Data about app and page elements:
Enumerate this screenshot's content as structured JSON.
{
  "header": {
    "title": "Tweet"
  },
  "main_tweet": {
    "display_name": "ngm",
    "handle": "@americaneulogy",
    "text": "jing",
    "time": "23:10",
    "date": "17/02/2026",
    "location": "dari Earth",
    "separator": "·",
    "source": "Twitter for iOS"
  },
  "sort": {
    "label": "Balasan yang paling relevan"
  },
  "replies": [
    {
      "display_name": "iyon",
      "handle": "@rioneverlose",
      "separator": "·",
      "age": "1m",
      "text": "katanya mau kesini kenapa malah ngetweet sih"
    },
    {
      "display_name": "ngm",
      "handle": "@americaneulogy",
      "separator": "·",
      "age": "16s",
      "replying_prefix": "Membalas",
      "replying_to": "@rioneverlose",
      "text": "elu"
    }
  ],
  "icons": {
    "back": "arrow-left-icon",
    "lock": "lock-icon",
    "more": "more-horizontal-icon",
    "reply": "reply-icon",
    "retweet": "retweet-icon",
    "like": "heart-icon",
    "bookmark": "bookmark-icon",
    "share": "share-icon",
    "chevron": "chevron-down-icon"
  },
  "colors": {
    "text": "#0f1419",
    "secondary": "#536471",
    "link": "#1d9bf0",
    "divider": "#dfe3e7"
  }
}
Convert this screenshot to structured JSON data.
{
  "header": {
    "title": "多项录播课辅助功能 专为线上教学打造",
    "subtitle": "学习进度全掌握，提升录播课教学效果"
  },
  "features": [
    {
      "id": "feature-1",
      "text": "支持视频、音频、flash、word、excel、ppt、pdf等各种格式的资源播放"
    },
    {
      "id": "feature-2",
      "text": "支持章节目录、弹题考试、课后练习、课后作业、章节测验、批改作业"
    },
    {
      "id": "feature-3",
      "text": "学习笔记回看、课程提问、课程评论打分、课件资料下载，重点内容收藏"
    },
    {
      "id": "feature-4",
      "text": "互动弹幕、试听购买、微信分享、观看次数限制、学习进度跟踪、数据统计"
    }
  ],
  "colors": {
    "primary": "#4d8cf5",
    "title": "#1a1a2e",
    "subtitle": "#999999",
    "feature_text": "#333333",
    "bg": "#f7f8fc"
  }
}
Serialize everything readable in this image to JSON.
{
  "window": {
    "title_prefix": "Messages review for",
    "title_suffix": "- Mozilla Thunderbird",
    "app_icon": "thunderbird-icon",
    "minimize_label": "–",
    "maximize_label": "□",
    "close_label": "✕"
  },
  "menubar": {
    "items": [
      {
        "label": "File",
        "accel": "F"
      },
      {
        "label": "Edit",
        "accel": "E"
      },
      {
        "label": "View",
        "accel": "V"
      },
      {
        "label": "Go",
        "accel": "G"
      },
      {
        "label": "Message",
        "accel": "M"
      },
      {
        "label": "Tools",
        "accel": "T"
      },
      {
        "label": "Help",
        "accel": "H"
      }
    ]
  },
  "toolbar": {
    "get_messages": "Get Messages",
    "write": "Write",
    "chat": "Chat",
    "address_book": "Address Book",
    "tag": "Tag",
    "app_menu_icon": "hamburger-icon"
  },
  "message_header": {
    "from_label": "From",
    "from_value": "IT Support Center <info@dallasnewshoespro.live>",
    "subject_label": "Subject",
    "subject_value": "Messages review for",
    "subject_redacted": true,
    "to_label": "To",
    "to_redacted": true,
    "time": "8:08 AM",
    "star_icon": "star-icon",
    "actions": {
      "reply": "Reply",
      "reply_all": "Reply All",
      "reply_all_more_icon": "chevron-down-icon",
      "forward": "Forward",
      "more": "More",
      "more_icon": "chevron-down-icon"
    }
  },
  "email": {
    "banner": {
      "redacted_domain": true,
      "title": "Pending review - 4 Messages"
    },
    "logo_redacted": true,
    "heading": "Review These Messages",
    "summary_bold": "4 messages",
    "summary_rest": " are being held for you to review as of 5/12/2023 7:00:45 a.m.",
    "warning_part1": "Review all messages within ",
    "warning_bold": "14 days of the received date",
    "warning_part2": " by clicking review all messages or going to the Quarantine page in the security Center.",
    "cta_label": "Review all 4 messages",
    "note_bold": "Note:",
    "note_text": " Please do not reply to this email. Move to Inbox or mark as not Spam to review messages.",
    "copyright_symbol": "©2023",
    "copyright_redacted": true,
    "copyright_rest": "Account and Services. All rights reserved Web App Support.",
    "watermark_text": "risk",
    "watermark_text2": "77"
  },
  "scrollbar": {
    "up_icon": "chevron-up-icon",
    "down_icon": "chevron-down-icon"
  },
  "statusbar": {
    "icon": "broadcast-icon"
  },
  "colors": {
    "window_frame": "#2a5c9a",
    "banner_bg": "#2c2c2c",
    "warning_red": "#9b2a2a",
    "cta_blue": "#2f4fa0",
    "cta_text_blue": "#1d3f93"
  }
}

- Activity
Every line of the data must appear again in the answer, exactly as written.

- Solution to the exercise
Enumerate this screenshot's content as structured JSON.
{
  "header": {
    "title": "Tweet"
  },
  "main_tweet": {
    "display_name": "ngm",
    "handle": "@americaneulogy",
    "text": "jing",
    "time": "23:10",
    "date": "17/02/2026",
    "location": "dari Earth",
    "separator": "·",
    "source": "Twitter for iOS"
  },
  "sort": {
    "label": "Balasan yang paling relevan"
  },
  "replies": [
    {
      "display_name": "iyon",
      "handle": "@rioneverlose",
      "separator": "·",
      "age": "1m",
      "text": "katanya mau kesini kenapa malah ngetweet sih"
    },
    {
      "display_name": "ngm",
      "handle": "@americaneulogy",
      "separator": "·",
      "age": "16s",
      "replying_prefix": "Membalas",
      "replying_to": "@rioneverlose",
      "text": "elu"
    }
  ],
  "icons": {
    "back": "arrow-left-icon",
    "lock": "lock-icon",
    "more": "more-horizontal-icon",
    "reply": "reply-icon",
    "retweet": "retweet-icon",
    "like": "heart-icon",
    "bookmark": "bookmark-icon",
    "share": "share-icon",
    "chevron": "chevron-down-icon"
  },
  "colors": {
    "text": "#0f1419",
    "secondary": "#536471",
    "link": "#1d9bf0",
    "divider": "#dfe3e7"
  }
}
Convert this screenshot to structured JSON data.
{
  "header": {
    "title": "多项录播课辅助功能 专为线上教学打造",
    "subtitle": "学习进度全掌握，提升录播课教学效果"
  },
  "features": [
    {
      "id": "feature-1",
      "text": "支持视频、音频、flash、word、excel、ppt、pdf等各种格式的资源播放"
    },
    {
      "id": "feature-2",
      "text": "支持章节目录、弹题考试、课后练习、课后作业、章节测验、批改作业"
    },
    {
      "id": "feature-3",
      "text": "学习笔记回看、课程提问、课程评论打分、课件资料下载，重点内容收藏"
    },
    {
      "id": "feature-4",
      "text": "互动弹幕、试听购买、微信分享、观看次数限制、学习进度跟踪、数据统计"
    }
  ],
  "colors": {
    "primary": "#4d8cf5",
    "title": "#1a1a2e",
    "subtitle": "#999999",
    "feature_text": "#333333",
    "bg": "#f7f8fc"
  }
}
Serialize everything readable in this image to JSON.
{
  "window": {
    "title_prefix": "Messages review for",
    "title_suffix": "- Mozilla Thunderbird",
    "app_icon": "thunderbird-icon",
    "minimize_label": "–",
    "maximize_label": "□",
    "close_label": "✕"
  },
  "menubar": {
    "items": [
      {
        "label": "File",
        "accel": "F"
      },
      {
        "label": "Edit",
        "accel": "E"
      },
      {
        "label": "View",
        "accel": "V"
      },
      {
        "label": "Go",
        "accel": "G"
      },
      {
        "label": "Message",
        "accel": "M"
      },
      {
        "label": "Tools",
        "accel": "T"
      },
      {
        "label": "Help",
        "accel": "H"
      }
    ]
  },
  "toolbar": {
    "get_messages": "Get Messages",
    "write": "Write",
    "chat": "Chat",
    "address_book": "Address Book",
    "tag": "Tag",
    "app_menu_icon": "hamburger-icon"
  },
  "message_header": {
    "from_label": "From",
    "from_value": "IT Support Center <info@dallasnewshoespro.live>",
    "subject_label": "Subject",
    "subject_value": "Messages review for",
    "subject_redacted": true,
    "to_label": "To",
    "to_redacted": true,
    "time": "8:08 AM",
    "star_icon": "star-icon",
    "actions": {
      "reply": "Reply",
      "reply_all": "Reply All",
      "reply_all_more_icon": "chevron-down-icon",
      "forward": "Forward",
      "more": "More",
      "more_icon": "chevron-down-icon"
    }
  },
  "email": {
    "banner": {
      "redacted_domain": true,
      "title": "Pending review - 4 Messages"
    },
    "logo_redacted": true,
    "heading": "Review These Messages",
    "summary_bold": "4 messages",
    "summary_rest": " are being held for you to review as of 5/12/2023 7:00:45 a.m.",
    "warning_part1": "Review all messages within ",
    "warning_bold": "14 days of the received date",
    "warning_part2": " by clicking review all messages or going to the Quarantine page in the security Center.",
    "cta_label": "Review all 4 messages",
    "note_bold": "Note:",
    "note_text": " Please do not reply to this email. Move to Inbox or mark as not Spam to review messages.",
    "copyright_symbol": "©2023",
    "copyright_redacted": true,
    "copyright_rest": "Account and Services. All rights reserved Web App Support.",
    "watermark_text": "risk",
    "watermark_text2": "77"
  },
  "scrollbar": {
    "up_icon": "chevron-up-icon",
    "down_icon": "chevron-down-icon"
  },
  "statusbar": {
    "icon": "broadcast-icon"
  },
  "colors": {
    "window_frame": "#2a5c9a",
    "banner_bg": "#2c2c2c",
    "warning_red": "#9b2a2a",
    "cta_blue": "#2f4fa0",
    "cta_text_blue": "#1d3f93"
  }
}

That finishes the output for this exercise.